(Problem statement): Some lines below hold "économie". Pick them out and copy them.

::: Dataset records :::

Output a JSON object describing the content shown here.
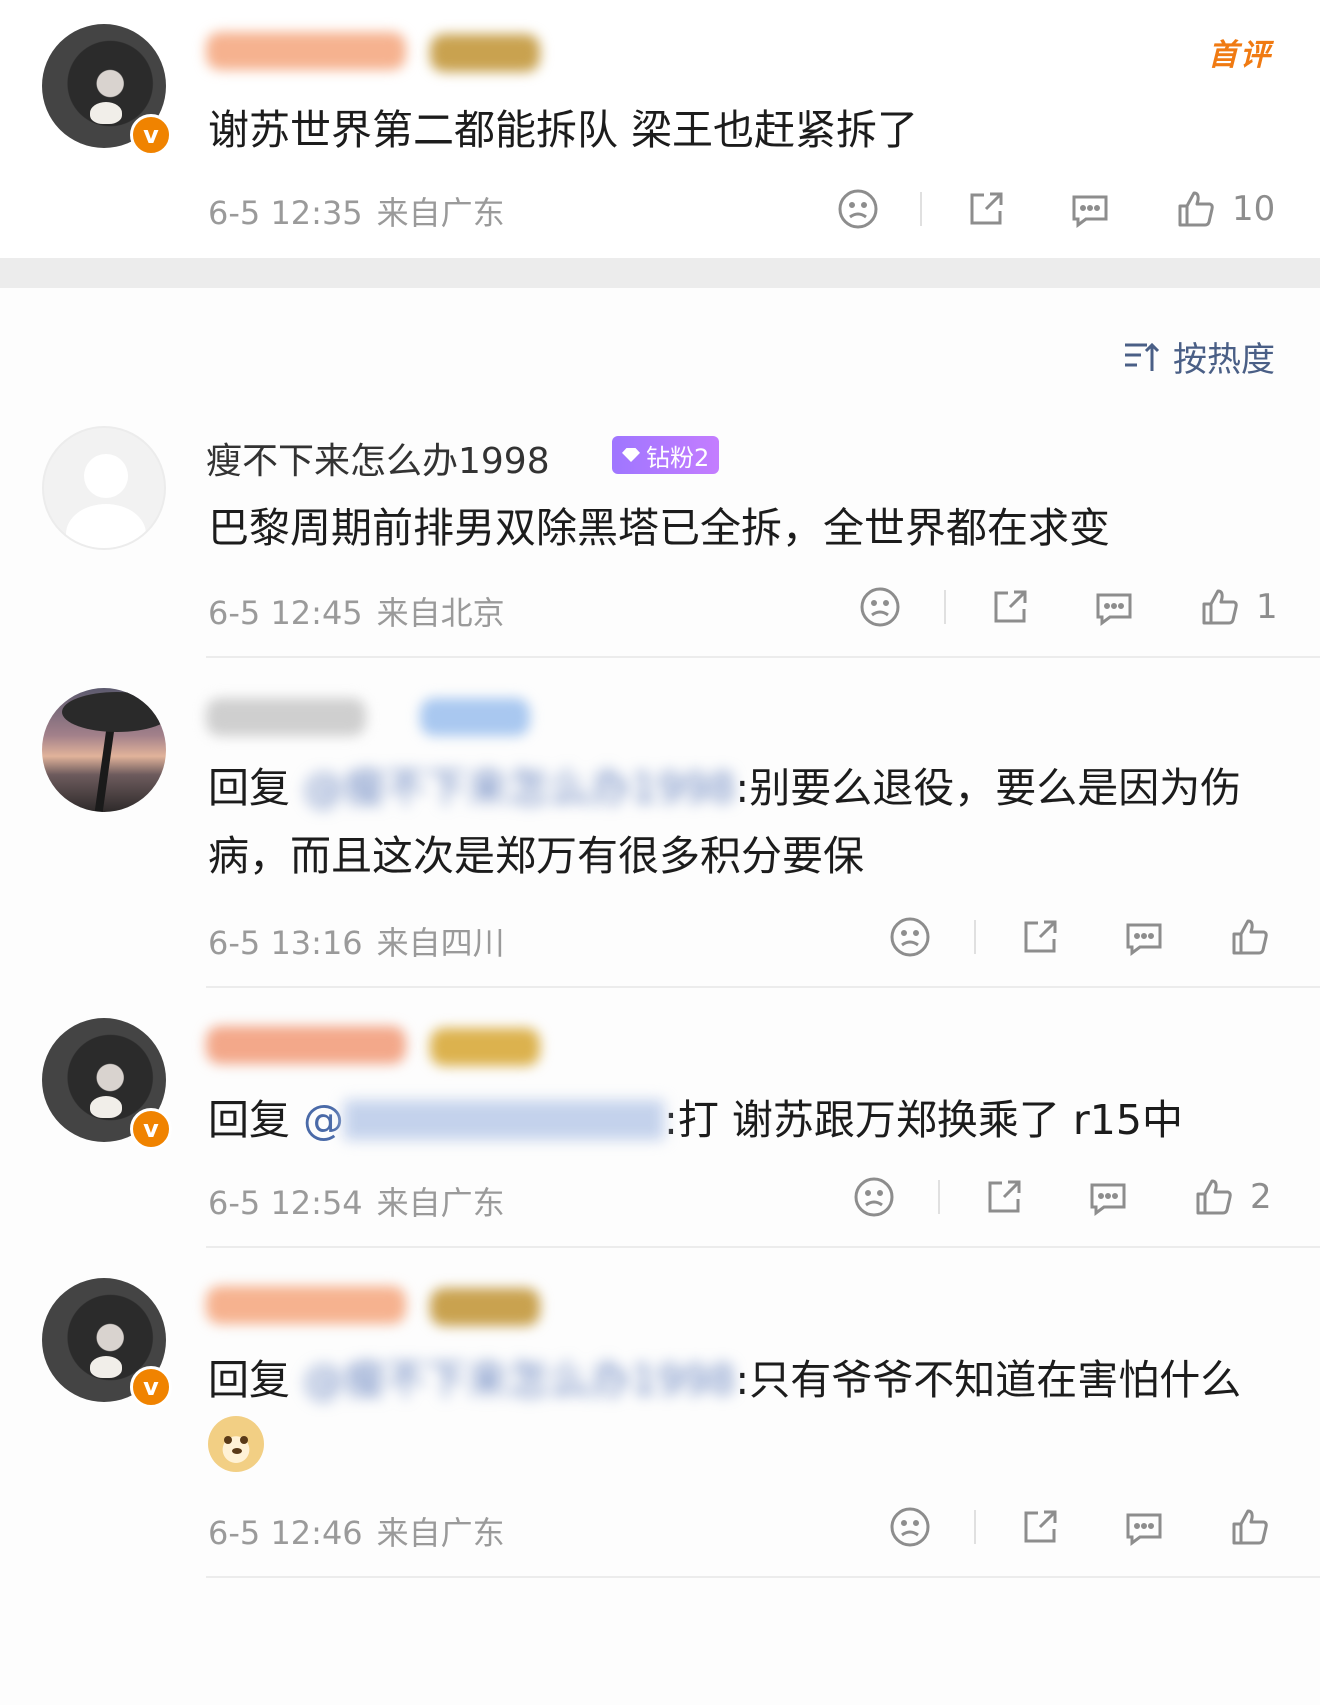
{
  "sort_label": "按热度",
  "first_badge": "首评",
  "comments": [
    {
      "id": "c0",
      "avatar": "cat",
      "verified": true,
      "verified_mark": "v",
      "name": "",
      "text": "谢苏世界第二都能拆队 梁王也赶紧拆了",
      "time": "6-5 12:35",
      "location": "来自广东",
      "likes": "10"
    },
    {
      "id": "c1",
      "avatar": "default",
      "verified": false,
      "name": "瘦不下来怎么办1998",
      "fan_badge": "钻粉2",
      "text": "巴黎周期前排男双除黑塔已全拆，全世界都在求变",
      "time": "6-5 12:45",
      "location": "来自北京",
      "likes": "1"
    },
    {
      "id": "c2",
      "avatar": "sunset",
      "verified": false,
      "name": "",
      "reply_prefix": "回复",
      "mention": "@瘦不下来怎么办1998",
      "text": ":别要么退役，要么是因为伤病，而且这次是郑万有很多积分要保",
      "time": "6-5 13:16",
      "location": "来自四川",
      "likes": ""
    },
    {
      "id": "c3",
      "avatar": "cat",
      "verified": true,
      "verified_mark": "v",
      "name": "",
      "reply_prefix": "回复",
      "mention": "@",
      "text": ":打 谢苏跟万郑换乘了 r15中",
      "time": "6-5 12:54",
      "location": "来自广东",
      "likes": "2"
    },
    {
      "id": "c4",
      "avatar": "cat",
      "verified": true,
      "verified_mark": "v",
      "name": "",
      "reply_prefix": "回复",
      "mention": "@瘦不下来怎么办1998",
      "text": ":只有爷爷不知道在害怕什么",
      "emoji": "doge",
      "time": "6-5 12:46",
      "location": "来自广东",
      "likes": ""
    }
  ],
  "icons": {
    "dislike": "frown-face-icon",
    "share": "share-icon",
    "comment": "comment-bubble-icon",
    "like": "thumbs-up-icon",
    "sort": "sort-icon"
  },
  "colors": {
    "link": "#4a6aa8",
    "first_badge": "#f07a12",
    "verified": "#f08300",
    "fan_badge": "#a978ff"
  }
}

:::
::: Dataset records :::

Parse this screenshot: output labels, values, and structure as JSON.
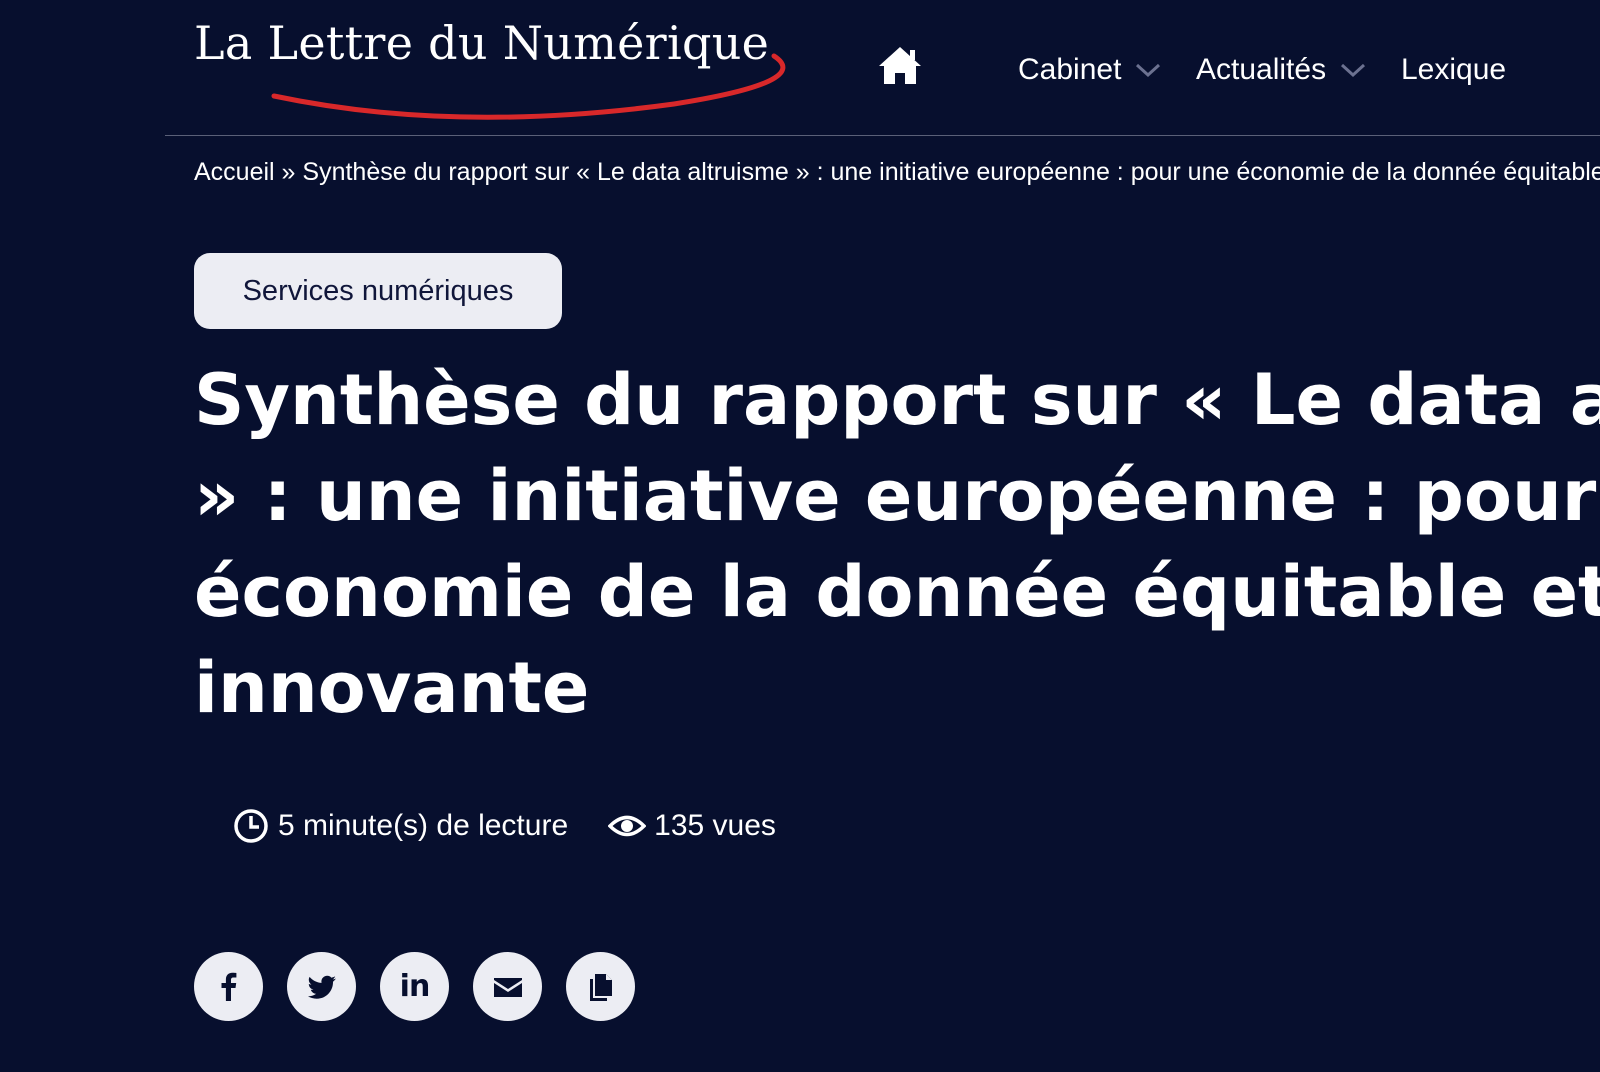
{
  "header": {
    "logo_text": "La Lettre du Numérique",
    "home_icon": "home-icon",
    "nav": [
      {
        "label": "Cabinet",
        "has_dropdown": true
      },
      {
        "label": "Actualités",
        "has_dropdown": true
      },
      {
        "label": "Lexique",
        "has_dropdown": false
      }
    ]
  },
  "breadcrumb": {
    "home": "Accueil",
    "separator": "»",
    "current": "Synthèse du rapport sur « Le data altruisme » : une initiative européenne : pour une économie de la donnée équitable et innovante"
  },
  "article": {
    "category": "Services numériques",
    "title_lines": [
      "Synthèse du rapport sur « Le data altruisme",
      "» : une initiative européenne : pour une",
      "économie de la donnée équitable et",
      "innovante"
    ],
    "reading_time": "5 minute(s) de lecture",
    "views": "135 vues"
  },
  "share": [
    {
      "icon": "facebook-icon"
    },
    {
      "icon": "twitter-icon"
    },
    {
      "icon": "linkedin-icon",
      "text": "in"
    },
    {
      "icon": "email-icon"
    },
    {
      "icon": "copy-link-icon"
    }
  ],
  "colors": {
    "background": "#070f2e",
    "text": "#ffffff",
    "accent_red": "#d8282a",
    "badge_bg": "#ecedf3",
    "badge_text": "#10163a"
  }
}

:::

(Answer space):
    "current": "Synthèse du rapport sur « Le data altruisme » : une initiative européenne : pour une économie de la donnée équitable et innovante"
      "économie de la donnée équitable et",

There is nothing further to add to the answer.